Epler Schoolhouse, which was saved from demolition and moved to the Berks County Heritage Center last year, will open to the public on Saturday from 10 a.m. to 4 p.m.
The one-room schoolhouse opening is the first event held by the Berks County Parks and Recreation Department since the pandemic forced cancelation of programming more than a year ago.
In addition to several programs this weekend, the Parks and Recreation Department will be giving a historic walking tour of the grounds of the Berks County Heritage Center starting at 1 p.m. The tour will highlight many of the still existing farm buildings as well as the on-site historical features and attractions.
The tour will be led by Jim Ohlinger, a Heritage Center volunteer who lived at the site in the 1940s and 1950s. The tour is free, but registration is required by Friday, July 16. To register, contact Daniel Roe, historic resource supervisor, at firstname.lastname@example.org or 610-374-8839, ext. 201.
The Berks County Heritage Center will also host a Civil War Living History Encampment on Saturday from 10 a.m. to 4 p.m. and Sunday, July 18 from 11 a.m. to 3 p.m. Members of the 53rd Pennsylvania reenactment unit will give a glimpse of what life was like for Civil War soldiers.
Displays will be held throughout the day with firing and drilling demonstrations at 11 a.m. and 2 p.m. on Saturday, July 17, and at 1 p.m. on Sunday, July 18. Visitors may walk through the camp to speak with the reenactors and stop by the surgeon’s tent to learn about how medical practices changed because of the war. The event is free and open to the public.
Back from the brink
The historic one-room school, built in 1847, was moved from its original location on Van Reed Road in Bern Township to the Berks Heritage Center, also in Bern.
The move was just the start for the Friends of Epler Schoolhouse, the group responsible for saving the 175-year-old building.
In January, restoration efforts took a leap forward with a $100,000 donation. The money had been intended to help cover the cost of moving the schoolhouse but was redirected toward its restoration.
The group plans to restore the building to its original appearance.
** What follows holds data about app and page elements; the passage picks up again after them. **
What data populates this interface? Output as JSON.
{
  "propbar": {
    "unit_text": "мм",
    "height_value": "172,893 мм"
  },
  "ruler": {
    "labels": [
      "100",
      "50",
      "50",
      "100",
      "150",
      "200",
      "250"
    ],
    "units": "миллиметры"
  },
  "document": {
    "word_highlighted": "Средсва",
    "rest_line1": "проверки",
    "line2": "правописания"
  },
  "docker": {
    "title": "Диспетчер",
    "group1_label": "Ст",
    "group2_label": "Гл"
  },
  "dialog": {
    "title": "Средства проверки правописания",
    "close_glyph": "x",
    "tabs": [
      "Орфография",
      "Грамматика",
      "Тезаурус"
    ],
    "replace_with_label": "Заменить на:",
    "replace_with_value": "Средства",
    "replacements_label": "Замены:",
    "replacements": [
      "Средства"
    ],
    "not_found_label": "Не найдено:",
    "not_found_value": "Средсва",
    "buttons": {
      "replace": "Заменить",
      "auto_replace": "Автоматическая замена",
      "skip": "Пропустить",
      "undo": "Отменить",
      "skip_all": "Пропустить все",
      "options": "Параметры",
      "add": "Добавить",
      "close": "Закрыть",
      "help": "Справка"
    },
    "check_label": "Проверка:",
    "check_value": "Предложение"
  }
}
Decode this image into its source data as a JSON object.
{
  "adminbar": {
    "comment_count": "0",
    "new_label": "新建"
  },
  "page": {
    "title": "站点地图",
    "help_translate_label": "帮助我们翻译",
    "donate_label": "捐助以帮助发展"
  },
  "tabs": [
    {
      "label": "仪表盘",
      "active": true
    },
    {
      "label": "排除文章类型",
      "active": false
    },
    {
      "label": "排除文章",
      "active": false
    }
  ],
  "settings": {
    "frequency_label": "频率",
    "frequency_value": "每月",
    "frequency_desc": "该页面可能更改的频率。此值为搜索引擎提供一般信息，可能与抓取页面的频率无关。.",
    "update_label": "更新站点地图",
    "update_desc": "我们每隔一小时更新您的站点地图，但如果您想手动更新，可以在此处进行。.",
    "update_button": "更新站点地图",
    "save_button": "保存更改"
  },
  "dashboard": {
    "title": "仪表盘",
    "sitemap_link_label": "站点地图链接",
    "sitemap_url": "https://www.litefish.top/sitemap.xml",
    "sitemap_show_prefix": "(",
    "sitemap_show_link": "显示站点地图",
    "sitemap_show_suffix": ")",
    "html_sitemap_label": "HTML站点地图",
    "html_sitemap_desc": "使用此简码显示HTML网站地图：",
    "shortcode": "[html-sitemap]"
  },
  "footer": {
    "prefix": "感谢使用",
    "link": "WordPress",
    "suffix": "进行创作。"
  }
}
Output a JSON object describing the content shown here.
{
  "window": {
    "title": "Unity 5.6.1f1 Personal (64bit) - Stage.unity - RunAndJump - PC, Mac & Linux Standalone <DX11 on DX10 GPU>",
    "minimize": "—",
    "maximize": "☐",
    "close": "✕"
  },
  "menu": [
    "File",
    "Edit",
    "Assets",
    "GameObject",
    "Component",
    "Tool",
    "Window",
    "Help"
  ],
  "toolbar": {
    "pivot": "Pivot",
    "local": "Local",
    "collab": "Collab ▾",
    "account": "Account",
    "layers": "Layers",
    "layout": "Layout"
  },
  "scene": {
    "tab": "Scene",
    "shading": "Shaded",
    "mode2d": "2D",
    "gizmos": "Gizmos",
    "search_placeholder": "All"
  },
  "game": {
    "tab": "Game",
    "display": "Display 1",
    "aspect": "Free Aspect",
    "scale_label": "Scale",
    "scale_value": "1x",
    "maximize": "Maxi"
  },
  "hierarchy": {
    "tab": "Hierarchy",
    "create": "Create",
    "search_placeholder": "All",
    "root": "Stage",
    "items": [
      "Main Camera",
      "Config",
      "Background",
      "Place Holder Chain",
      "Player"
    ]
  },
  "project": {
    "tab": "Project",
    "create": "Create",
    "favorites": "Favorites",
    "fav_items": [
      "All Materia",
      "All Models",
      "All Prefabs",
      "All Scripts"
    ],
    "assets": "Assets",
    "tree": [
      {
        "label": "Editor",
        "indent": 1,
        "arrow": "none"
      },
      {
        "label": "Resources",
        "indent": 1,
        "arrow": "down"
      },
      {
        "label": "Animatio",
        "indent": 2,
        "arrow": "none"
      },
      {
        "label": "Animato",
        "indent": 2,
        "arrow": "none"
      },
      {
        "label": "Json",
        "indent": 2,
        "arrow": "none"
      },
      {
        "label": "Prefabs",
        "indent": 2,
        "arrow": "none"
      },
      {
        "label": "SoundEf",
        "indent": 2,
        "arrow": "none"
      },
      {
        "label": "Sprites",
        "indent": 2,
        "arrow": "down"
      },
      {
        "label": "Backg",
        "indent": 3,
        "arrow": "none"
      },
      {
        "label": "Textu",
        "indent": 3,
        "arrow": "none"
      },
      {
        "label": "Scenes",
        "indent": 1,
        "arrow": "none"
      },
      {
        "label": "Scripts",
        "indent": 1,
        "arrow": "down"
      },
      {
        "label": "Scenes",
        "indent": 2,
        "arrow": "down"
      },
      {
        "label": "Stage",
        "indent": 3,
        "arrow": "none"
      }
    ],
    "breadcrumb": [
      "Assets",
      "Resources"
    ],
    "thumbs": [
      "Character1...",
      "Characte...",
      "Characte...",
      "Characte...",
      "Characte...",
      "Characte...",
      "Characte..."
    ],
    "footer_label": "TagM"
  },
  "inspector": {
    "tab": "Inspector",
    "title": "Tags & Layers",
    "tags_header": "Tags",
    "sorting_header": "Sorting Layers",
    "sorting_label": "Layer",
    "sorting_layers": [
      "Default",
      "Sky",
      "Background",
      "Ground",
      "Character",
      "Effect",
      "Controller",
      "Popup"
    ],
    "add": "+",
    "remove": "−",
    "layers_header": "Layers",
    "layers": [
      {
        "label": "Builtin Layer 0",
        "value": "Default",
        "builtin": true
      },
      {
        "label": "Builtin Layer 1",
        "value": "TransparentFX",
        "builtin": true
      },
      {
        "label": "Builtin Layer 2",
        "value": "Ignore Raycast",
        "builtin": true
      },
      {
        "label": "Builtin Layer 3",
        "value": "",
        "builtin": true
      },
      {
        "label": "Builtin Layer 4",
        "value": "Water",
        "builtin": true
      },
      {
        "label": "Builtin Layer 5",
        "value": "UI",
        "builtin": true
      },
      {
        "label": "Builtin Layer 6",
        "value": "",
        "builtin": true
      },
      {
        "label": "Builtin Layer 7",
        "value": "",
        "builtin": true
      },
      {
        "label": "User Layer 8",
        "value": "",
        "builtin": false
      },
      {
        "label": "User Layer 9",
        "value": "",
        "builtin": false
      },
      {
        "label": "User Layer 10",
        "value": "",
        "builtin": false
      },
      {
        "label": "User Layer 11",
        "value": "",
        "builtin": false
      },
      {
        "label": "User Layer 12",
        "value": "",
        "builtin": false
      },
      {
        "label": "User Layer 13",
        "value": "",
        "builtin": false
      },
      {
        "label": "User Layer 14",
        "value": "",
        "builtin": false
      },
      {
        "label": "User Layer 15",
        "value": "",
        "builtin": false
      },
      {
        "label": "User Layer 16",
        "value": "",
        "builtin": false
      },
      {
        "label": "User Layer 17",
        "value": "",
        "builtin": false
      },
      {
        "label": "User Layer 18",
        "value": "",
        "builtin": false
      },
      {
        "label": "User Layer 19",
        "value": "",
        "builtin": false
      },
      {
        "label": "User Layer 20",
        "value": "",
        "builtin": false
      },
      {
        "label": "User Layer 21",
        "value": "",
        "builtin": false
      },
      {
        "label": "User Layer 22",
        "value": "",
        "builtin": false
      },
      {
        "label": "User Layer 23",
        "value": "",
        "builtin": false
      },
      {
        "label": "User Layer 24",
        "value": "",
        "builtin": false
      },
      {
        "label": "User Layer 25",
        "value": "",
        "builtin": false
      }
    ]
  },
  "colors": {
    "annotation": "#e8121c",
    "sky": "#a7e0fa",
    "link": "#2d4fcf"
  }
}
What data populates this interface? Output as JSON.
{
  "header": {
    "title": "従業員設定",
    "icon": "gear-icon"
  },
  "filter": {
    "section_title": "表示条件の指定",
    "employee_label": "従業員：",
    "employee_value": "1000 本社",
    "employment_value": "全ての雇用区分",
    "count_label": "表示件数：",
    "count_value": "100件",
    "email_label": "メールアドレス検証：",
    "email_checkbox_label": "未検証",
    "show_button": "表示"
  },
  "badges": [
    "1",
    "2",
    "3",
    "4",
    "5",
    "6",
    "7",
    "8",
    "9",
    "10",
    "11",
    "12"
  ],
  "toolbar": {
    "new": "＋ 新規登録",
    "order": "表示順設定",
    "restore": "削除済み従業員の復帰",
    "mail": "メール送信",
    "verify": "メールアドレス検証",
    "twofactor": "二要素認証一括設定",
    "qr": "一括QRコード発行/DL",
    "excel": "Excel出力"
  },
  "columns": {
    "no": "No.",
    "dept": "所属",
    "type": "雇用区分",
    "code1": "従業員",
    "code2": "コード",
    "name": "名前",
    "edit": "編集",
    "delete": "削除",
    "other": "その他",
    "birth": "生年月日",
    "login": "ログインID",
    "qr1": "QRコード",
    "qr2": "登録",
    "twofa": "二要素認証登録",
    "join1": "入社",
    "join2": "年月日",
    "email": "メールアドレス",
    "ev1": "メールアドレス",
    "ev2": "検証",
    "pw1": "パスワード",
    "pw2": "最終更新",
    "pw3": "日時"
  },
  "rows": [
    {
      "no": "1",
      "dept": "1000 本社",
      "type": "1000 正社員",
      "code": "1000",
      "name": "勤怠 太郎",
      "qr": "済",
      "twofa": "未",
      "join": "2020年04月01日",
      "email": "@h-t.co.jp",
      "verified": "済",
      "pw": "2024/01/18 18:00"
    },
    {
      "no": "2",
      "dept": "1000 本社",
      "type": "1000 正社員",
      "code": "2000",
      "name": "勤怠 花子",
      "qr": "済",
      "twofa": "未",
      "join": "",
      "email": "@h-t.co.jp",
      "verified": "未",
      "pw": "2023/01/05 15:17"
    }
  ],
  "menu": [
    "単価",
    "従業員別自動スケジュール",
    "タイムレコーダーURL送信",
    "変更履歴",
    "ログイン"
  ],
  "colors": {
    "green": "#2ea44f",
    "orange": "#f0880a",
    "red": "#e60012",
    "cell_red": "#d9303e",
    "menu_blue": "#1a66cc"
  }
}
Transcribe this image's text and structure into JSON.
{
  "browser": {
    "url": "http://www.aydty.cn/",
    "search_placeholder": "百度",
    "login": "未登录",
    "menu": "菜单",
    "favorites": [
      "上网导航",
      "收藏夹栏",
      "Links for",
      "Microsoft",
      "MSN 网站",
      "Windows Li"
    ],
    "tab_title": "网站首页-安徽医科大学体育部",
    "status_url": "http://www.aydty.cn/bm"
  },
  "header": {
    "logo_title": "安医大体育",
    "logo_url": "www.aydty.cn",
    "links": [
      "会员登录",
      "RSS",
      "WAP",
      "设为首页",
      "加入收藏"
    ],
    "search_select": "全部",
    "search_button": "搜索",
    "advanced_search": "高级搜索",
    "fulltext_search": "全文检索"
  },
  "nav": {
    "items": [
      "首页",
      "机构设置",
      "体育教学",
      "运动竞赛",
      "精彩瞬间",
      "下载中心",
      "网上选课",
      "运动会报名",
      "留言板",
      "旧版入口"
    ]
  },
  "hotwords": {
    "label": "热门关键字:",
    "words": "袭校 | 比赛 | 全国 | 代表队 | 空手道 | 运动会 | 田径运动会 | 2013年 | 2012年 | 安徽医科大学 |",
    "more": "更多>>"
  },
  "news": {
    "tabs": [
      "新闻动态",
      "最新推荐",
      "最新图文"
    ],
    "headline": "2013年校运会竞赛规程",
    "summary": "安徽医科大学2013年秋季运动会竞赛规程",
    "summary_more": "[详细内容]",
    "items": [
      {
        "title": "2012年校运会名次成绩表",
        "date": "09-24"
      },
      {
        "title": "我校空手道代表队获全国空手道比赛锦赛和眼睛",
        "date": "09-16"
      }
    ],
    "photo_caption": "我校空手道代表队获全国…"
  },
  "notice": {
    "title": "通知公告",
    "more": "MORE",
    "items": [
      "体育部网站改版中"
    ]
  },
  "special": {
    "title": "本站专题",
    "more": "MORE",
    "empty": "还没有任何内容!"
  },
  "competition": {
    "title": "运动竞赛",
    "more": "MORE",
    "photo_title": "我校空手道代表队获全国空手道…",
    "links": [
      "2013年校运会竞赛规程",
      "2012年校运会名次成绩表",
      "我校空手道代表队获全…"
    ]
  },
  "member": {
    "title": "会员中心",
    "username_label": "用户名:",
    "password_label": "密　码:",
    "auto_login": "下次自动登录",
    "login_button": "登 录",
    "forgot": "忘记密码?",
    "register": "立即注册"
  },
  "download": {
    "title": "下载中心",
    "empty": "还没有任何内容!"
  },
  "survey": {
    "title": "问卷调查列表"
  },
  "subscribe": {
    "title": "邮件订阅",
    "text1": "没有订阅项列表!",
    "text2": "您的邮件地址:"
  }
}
The Friends’ goal is to have the former school's exterior completed by October.
The restoration is based on architectural analysis and old photographs collected by the Friends. One of these, believed to have been taken in the 1890s, shows a cedar shingle roof on the structure.
Jane Goetz of Leesport and others campaigned for months to preserve the building, which had been slated for demolition. Their dedication earned the support of county officials; the Greater Berks Development Fund, which owned the building before it was transferred to the county; and George S. Sproesser, who stepped in with a $100,000 donation only days before the scheduled razing.
Sproesser’s contribution, initially an anonymous donation, was made in memory of his wife, Vicki, who taught in the Conrad Weiser School District.